EXERCISE OBJECTIVE
From the records that follow, copy every line in which "screenshot" appears.

══════════

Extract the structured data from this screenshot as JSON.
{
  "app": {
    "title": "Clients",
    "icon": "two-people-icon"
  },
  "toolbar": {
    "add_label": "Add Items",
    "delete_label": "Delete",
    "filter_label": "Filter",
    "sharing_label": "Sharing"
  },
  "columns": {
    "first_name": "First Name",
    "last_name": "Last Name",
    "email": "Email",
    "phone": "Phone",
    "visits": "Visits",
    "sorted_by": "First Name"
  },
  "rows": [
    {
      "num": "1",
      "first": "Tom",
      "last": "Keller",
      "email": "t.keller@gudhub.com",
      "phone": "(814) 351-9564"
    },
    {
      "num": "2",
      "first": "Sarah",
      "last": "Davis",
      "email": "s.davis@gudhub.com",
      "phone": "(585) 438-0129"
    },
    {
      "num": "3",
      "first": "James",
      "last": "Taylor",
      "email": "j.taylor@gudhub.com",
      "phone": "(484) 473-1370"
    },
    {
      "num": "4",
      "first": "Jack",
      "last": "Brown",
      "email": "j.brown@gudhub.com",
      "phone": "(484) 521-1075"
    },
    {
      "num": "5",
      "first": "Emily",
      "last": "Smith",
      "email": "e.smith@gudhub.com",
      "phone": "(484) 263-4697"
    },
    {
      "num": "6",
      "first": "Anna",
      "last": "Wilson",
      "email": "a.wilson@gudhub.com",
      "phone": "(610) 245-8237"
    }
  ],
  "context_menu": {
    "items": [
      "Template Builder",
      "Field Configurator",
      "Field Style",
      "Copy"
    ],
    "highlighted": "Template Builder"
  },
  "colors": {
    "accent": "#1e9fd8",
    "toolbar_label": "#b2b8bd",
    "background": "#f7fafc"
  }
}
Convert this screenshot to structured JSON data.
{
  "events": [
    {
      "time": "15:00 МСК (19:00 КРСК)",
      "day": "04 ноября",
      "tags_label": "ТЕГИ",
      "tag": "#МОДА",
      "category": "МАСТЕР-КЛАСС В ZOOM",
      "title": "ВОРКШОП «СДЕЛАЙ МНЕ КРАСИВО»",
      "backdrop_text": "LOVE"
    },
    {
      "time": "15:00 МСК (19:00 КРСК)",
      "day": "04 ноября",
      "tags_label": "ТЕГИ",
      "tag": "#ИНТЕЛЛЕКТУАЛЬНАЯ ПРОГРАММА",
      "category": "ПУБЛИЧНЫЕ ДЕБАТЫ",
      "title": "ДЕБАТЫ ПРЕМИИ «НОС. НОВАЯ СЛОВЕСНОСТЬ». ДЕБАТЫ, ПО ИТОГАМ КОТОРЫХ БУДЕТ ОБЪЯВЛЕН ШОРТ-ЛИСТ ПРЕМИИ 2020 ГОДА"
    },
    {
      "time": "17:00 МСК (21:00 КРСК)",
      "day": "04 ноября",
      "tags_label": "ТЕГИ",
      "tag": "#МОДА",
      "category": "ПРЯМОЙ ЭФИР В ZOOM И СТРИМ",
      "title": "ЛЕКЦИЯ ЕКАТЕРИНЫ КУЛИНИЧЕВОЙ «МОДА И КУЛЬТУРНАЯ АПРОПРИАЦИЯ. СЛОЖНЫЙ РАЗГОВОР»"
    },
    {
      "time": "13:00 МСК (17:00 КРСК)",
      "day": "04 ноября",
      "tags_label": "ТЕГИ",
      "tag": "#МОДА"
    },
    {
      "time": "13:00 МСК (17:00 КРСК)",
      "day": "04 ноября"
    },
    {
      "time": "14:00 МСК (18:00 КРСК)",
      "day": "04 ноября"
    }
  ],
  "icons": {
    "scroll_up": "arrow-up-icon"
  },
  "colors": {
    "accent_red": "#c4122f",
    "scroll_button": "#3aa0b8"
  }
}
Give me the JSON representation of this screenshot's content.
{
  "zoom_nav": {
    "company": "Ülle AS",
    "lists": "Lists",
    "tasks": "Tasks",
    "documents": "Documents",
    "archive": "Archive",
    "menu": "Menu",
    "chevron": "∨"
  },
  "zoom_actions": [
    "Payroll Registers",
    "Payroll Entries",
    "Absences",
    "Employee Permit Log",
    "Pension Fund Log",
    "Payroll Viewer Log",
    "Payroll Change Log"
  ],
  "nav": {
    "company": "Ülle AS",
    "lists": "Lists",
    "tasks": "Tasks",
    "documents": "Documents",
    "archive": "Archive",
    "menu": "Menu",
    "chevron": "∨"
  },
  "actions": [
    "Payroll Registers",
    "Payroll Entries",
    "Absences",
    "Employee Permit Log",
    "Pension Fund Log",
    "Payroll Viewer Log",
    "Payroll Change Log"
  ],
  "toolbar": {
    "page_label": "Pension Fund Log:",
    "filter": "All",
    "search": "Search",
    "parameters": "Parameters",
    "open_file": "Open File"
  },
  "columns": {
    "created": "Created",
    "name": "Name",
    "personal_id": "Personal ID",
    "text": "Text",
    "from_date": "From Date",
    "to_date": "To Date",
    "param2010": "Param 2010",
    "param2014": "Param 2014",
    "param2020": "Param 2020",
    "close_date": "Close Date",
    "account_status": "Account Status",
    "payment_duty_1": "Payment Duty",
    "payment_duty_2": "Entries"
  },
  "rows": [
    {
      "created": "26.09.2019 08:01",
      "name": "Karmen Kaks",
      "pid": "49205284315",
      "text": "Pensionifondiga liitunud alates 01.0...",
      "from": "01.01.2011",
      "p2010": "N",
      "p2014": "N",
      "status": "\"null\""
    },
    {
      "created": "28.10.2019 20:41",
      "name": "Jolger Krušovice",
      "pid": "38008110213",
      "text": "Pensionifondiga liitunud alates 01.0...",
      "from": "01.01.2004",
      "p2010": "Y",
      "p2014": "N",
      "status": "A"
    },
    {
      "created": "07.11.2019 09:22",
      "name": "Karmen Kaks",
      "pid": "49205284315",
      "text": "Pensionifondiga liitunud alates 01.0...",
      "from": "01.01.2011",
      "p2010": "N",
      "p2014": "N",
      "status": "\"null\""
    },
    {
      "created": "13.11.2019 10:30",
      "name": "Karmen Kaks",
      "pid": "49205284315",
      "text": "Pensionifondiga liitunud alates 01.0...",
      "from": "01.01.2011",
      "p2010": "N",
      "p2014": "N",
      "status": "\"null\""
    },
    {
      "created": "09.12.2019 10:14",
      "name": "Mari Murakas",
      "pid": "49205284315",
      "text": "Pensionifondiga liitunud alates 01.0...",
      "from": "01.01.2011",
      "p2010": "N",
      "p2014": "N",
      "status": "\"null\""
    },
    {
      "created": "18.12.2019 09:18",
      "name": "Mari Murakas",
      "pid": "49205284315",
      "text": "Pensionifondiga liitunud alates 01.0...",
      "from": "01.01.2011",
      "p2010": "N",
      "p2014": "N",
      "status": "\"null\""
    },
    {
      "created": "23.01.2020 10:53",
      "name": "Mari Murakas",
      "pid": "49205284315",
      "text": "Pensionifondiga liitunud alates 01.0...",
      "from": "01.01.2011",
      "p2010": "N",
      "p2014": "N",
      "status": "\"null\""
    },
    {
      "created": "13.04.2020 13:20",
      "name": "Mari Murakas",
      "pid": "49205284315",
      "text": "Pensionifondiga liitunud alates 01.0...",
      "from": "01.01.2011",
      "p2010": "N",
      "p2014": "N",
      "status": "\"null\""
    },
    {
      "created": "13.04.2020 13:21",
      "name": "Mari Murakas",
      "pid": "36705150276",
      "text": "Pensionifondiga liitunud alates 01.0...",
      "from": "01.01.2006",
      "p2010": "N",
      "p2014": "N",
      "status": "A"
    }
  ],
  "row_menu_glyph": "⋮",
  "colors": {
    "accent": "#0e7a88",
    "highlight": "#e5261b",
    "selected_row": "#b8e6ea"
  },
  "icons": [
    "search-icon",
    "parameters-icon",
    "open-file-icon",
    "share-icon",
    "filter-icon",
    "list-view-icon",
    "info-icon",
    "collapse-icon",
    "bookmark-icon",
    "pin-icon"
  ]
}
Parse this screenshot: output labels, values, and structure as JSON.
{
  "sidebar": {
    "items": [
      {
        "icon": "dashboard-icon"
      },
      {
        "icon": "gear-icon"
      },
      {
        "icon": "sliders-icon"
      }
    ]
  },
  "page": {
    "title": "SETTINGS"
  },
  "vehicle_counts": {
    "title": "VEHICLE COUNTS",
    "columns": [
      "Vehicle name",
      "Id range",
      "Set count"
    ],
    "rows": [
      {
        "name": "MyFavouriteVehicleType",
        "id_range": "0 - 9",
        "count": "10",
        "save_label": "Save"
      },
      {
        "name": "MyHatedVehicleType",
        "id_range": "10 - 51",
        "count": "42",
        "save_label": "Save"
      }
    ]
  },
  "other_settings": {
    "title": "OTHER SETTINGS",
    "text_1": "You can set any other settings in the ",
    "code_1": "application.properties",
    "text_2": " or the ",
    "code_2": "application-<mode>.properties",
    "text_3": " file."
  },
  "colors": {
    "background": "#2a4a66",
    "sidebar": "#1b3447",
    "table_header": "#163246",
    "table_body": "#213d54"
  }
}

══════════

RESPONSE BELOW
Extract the structured data from this screenshot as JSON.
Convert this screenshot to structured JSON data.
Give me the JSON representation of this screenshot's content.
Parse this screenshot: output labels, values, and structure as JSON.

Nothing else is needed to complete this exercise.